Is defensiveness associated with cognitive bias away from emotional information?

Research output: Contribution to journalArticle


The role of defensiveness and repressive coping style for the performance on a combined emotional Stroop and tachistoscopic identification task with masked and unmasked words was studied in a community sample. Defensiveness was associated with a decrease in Stroop interference for masked threat words, but not for unmasked threat words. The most robust results, however, were found with regard to overall test performance (independent of emotional valence). On the emotional Stroop task, high-defensive men (but not women) were faster to colour-name words in general, irrespective of emotional valence. On the tachistoscopic identification task, high-defensive women identified fewer words in general than low-defensive participants. The results are discussed in terms of defensiveness being associated with (a) avoidance of emotional information at an automatic, pre-attentive level, and (b) a general avoidance of potentially emotional information that takes different form in men and women depending on possible differences in what is seen as socially desirable for the two genders


Research areas and keywords

Subject classification (UKÄ) – MANDATORY

  • Psychology
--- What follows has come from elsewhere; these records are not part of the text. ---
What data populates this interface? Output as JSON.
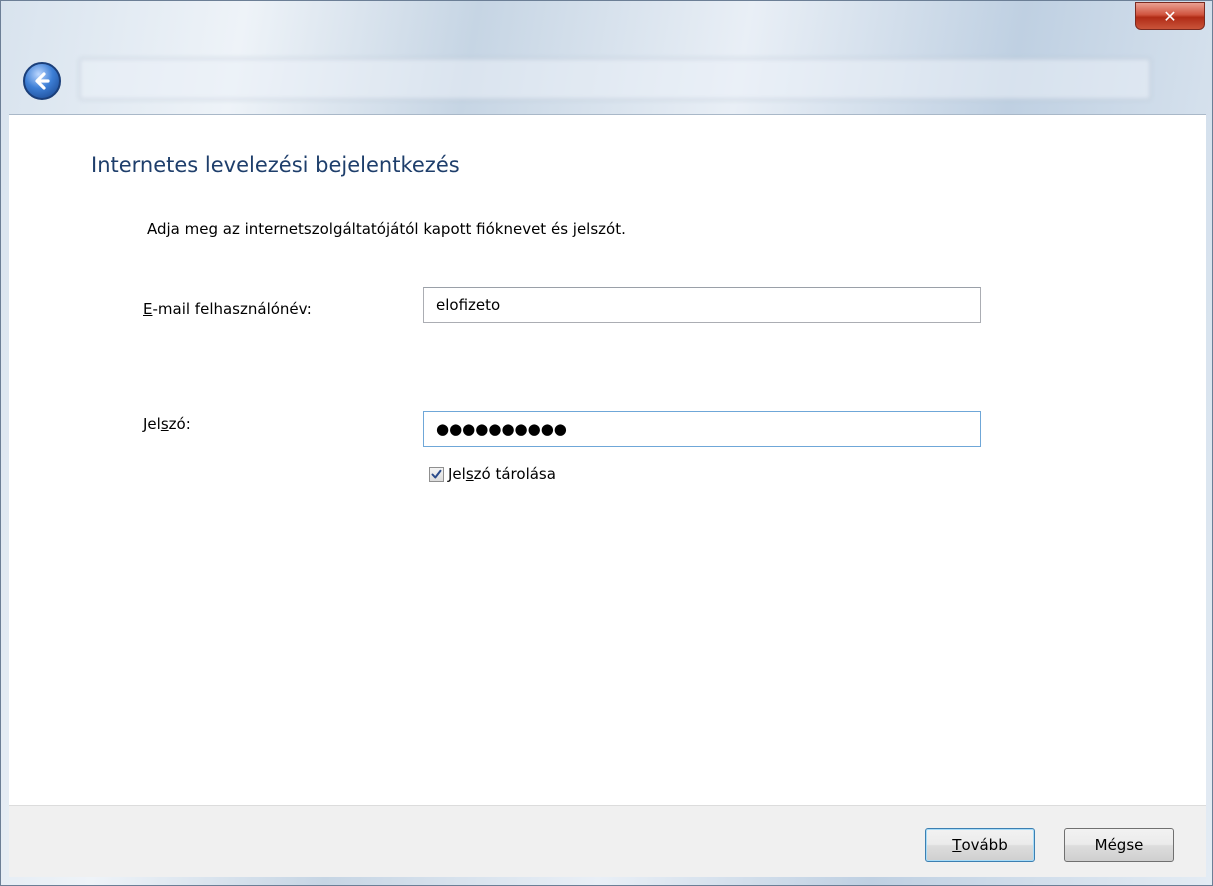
{
  "window": {
    "close_glyph": "✕"
  },
  "page": {
    "title": "Internetes levelezési bejelentkezés",
    "instructions": "Adja meg az internetszolgáltatójától kapott fióknevet és jelszót."
  },
  "form": {
    "email_label_mnemonic": "E",
    "email_label_rest": "-mail felhasználónév:",
    "email_value": "elofizeto",
    "password_label_pre": "Jel",
    "password_label_mnemonic": "s",
    "password_label_post": "zó:",
    "password_masked": "●●●●●●●●●●",
    "remember_label_pre": "Jel",
    "remember_label_mnemonic": "s",
    "remember_label_post": "zó tárolása",
    "remember_checked": true
  },
  "buttons": {
    "next_mnemonic": "T",
    "next_rest": "ovább",
    "cancel": "Mégse"
  }
}
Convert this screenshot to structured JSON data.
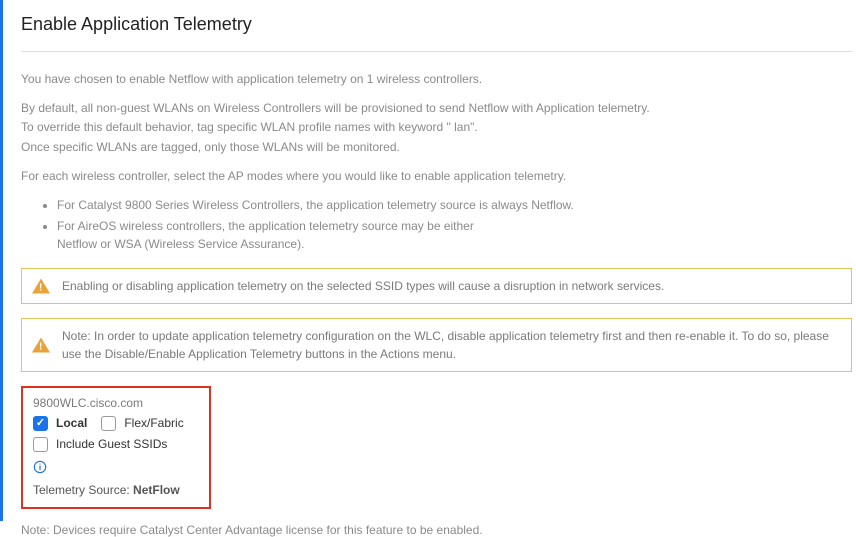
{
  "title": "Enable Application Telemetry",
  "intro": "You have chosen to enable Netflow with application telemetry on 1 wireless controllers.",
  "default_behavior_line1": "By default, all non-guest WLANs on Wireless Controllers will be provisioned to send Netflow with Application telemetry.",
  "default_behavior_line2": "To override this default behavior, tag specific WLAN profile names with keyword \" lan\".",
  "default_behavior_line3": "Once specific WLANs are tagged, only those WLANs will be monitored.",
  "select_modes": "For each wireless controller, select the AP modes where you would like to enable application telemetry.",
  "bullets": {
    "b1": "For Catalyst 9800 Series Wireless Controllers, the application telemetry source is always Netflow.",
    "b2a": "For AireOS wireless controllers, the application telemetry source may be either",
    "b2b": "Netflow or WSA (Wireless Service Assurance)."
  },
  "alert1": "Enabling or disabling application telemetry on the selected SSID types will cause a disruption in network services.",
  "alert2": "Note: In order to update application telemetry configuration on the WLC, disable application telemetry first and then re-enable it. To do so, please use the Disable/Enable Application Telemetry buttons in the Actions menu.",
  "controller": {
    "name": "9800WLC.cisco.com",
    "local_label": "Local",
    "flex_label": "Flex/Fabric",
    "guest_label": "Include Guest SSIDs",
    "local_checked": true,
    "flex_checked": false,
    "guest_checked": false,
    "telemetry_label": "Telemetry Source: ",
    "telemetry_value": "NetFlow"
  },
  "footnote": "Note: Devices require Catalyst Center Advantage license for this feature to be enabled."
}
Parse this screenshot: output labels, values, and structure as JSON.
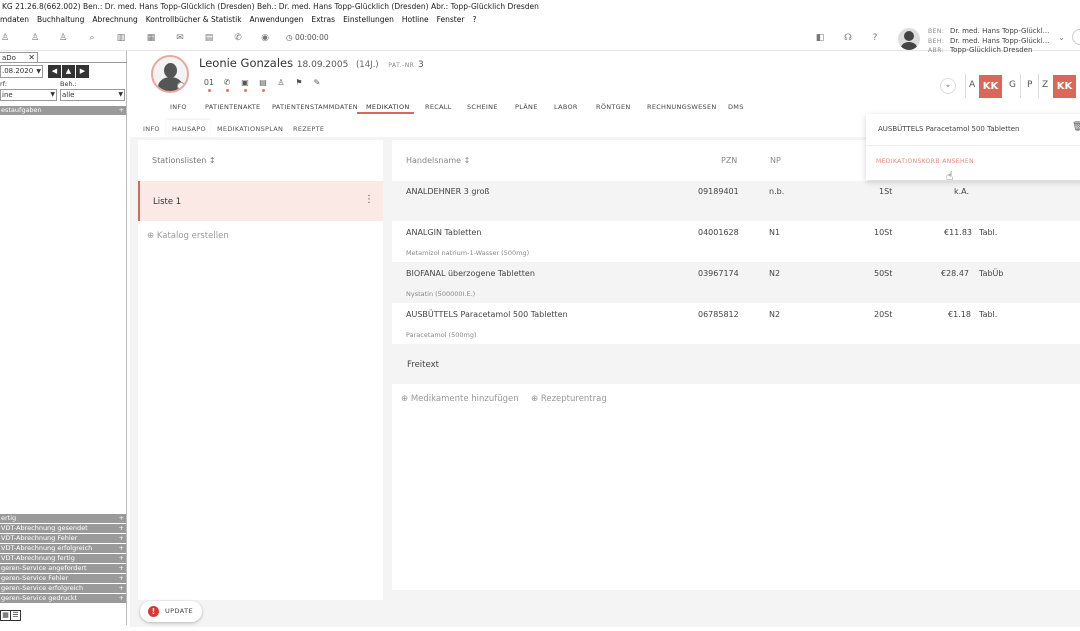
{
  "titlebar": "KG 21.26.8(662.002)   Ben.: Dr. med. Hans Topp-Glücklich (Dresden)   Beh.: Dr. med. Hans Topp-Glücklich (Dresden)   Abr.: Topp-Glücklich Dresden",
  "menu": [
    "mdaten",
    "Buchhaltung",
    "Abrechnung",
    "Kontrollbücher & Statistik",
    "Anwendungen",
    "Extras",
    "Einstellungen",
    "Hotline",
    "Fenster",
    "?"
  ],
  "toolbar": {
    "timer": "00:00:00",
    "icons": [
      "person-icon",
      "person-group-icon",
      "person-tree-icon",
      "search-icon",
      "chart-icon",
      "calendar-icon",
      "mail-icon",
      "printer-icon",
      "phone-icon",
      "eye-icon"
    ]
  },
  "user": {
    "ben_key": "BEN:",
    "ben": "Dr. med. Hans Topp-Glückl...",
    "beh_key": "BEH:",
    "beh": "Dr. med. Hans Topp-Glückl...",
    "abr_key": "ABR:",
    "abr": "Topp-Glücklich Dresden"
  },
  "left": {
    "tab": "aDo",
    "tab_close": "✕",
    "date": ".08.2020",
    "prev_year": "◀",
    "up": "▲",
    "next": "▶",
    "label_left": "rf:",
    "label_right": "Beh.:",
    "select_left": "ine",
    "select_right": "alle",
    "group_top": "estaufgaben",
    "groups": [
      "ertig",
      "VDT-Abrechnung gesendet",
      "VDT-Abrechnung Fehler",
      "VDT-Abrechnung erfolgreich",
      "VDT-Abrechnung fertig",
      "geren-Service angefordert",
      "geren-Service Fehler",
      "geren-Service erfolgreich",
      "geren-Service gedruckt"
    ],
    "plus": "+"
  },
  "patient": {
    "name": "Leonie Gonzales",
    "dob": "18.09.2005",
    "age": "(14J.)",
    "nr_key": "PAT.-NR",
    "nr": "3",
    "tool_num": "01"
  },
  "right_letters": {
    "pin": "⌖",
    "a": "A",
    "kk1": "KK",
    "g": "G",
    "p": "P",
    "z": "Z",
    "kk2": "KK"
  },
  "main_tabs": [
    "INFO",
    "PATIENTENAKTE",
    "PATIENTENSTAMMDATEN",
    "MEDIKATION",
    "RECALL",
    "SCHEINE",
    "PLÄNE",
    "LABOR",
    "RÖNTGEN",
    "RECHNUNGSWESEN",
    "DMS"
  ],
  "sub_tabs": [
    "INFO",
    "HAUSAPO",
    "MEDIKATIONSPLAN",
    "REZEPTE"
  ],
  "station": {
    "header": "Stationslisten",
    "sort_icon": "↕",
    "item": "Liste 1",
    "kebab": "⋮",
    "catalog": "⊕  Katalog erstellen"
  },
  "table": {
    "headers": {
      "name": "Handelsname",
      "sort": "↕",
      "pzn": "PZN",
      "np": "NP"
    },
    "rows": [
      {
        "name": "ANALDEHNER 3 groß",
        "sub": "",
        "pzn": "09189401",
        "np": "n.b.",
        "qty": "1St",
        "price": "k.A.",
        "form": ""
      },
      {
        "name": "ANALGIN Tabletten",
        "sub": "Metamizol natrium-1-Wasser (500mg)",
        "pzn": "04001628",
        "np": "N1",
        "qty": "10St",
        "price": "€11.83",
        "form": "Tabl."
      },
      {
        "name": "BIOFANAL überzogene Tabletten",
        "sub": "Nystatin (500000I.E.)",
        "pzn": "03967174",
        "np": "N2",
        "qty": "50St",
        "price": "€28.47",
        "form": "TabÜb"
      },
      {
        "name": "AUSBÜTTELS Paracetamol 500 Tabletten",
        "sub": "Paracetamol (500mg)",
        "pzn": "06785812",
        "np": "N2",
        "qty": "20St",
        "price": "€1.18",
        "form": "Tabl."
      }
    ],
    "freitext": "Freitext",
    "add_med": "⊕  Medikamente hinzufügen",
    "rezeptur": "⊕  Rezepturentrag"
  },
  "popup": {
    "item": "AUSBÜTTELS Paracetamol 500 Tabletten",
    "link": "MEDIKATIONSKORB ANSEHEN"
  },
  "update": {
    "icon": "!",
    "label": "UPDATE"
  },
  "colors": {
    "accent": "#d9675a",
    "accent_light": "#fbe9e5"
  }
}
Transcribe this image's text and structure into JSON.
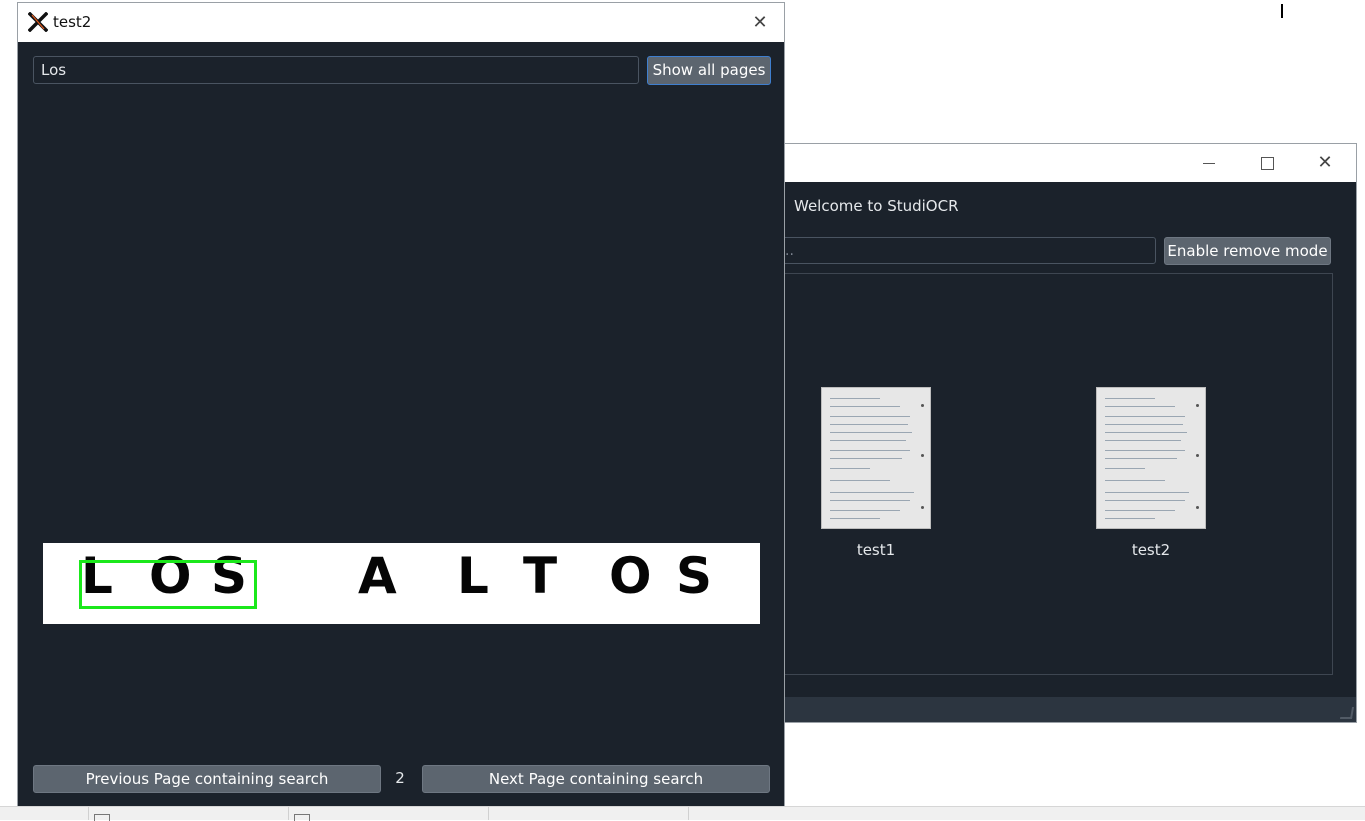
{
  "main_window": {
    "welcome_text": "Welcome to StudiOCR",
    "search_placeholder_visible": "..",
    "remove_button_label": "Enable remove mode",
    "documents": [
      {
        "name": "test1"
      },
      {
        "name": "test2"
      }
    ],
    "controls": {
      "minimize_icon": "minimize-icon",
      "maximize_icon": "maximize-icon",
      "close_icon": "close-icon"
    }
  },
  "viewer_window": {
    "title": "test2",
    "app_icon": "x-app-icon",
    "search_value": "Los",
    "show_all_label": "Show all pages",
    "page_image_text": [
      "L",
      "O",
      "S",
      "A",
      "L",
      "T",
      "O",
      "S"
    ],
    "prev_button_label": "Previous Page containing search",
    "page_number": "2",
    "next_button_label": "Next Page containing search",
    "colors": {
      "highlight": "#1be81b",
      "background": "#1b222b",
      "button": "#5c656f",
      "focus_border": "#3f7fcf"
    }
  }
}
  • Repressive coping style, Defensiveness, Cognitive bias, Attention
Original languageEnglish
Pages (from-to)1373-1382
JournalPersonality and Individual Differences
Issue number8
Publication statusPublished - 2005
Publication categoryResearch